Father Brooks did Thomas, Jones, Wells, Jenkins, and their classmates a good turn when he recruited them for Holy Cross. But he also did Holy Cross a good turn, too. Those aren't just some of the most successful black alumni at Holy Cross. Those are some of Holy Cross's most successful alumni, period.
But this just illustrates, in a particularly focused way, what affirmative action at colleges and universities have always been about. They often get discussed as charity programs. But these programs, like all university admissions policies, are very much in the schools' self-interest.
Colleges and universities do not look favorably on qualified minority applicants because they are do-gooders ready to sacrifice a bit of the institution's prosperity on the altar of political correctness. They seek out minority applicants because they believe, on the basis of actual evidence, that those applicants will help their schools prosper. It is not so much charity as strategy.
I don't have time to get into the reasons in detail, but there are at least two basic explanations. First, many minority students have more raw academic talent than might appear on their record. A hypothetical white kid who grew up speaking standard English in a middle-class home but whose academic qualifications looked identical to Clarence Thomas's would not be as smart as the actual Thomas, who had grown up speaking a dialect called Gullah and had some serious outside pressures on his education. Second, if the goal of selective college admissions is to select a group of students who will become leaders some day, the people likely to become leaders of various ethnic groups certainly count. Admitting a student who will someday be a leading African-American businesswoman makes sense for the same reason that admitting a prep-school WASP born to influence does; colleges want to have prominent alums in both groups. And every nationally-ranked American university has always emphasized geographical diversity in their admissions, because if you want to have successful alumni in Boise and Tallahassee and Omaha, you'd better make sure you admit some students from Boise, Tallahassee and Omaha.

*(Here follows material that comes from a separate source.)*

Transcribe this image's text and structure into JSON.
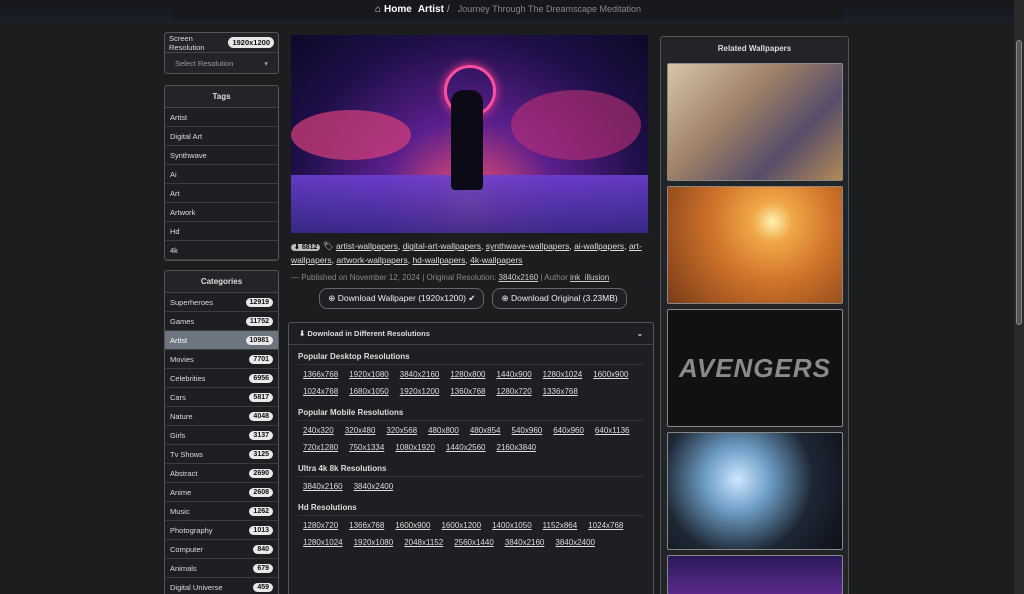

If the Clarence Thomas example is not to your liking, consider Justice Sonia Sotomayor. Valedictorian of a Catholic high school in the Bronx, admitted to Princeton when admitting kids from Catholic schools in the Bronx, let alone Latinas, was not yet really Princeton's thing. Sotomayor not only goes to graduate summa cum laude, but to win the Pyne Prize, Princeton's top award for a graduating senior. I'd say Princeton did itself a solid right there: going outside their traditional admissions comfort zone got them the top student in that year's class. And frankly, any summa cum laude student you admit looks like a big win to me. (But of course, I'm faculty, not development office, and naturally tend to focus on classroom success.) If Sotomayor just gone on to be a well-respected federal judge, affirmative action worked out pretty well for Princeton in that case. When she got tapped for the Supreme Court, their affirmative action bet turned into a jackpot.
Colleges and universities look for minority students for the same reason they look for athletes, legacies, and budding cellists. They believe that it serves the school's interest to do so. Admitting those students isn't alms for the poor. It's an investment, just like every admissions decision is. And successful American colleges make those investments very shrewdly.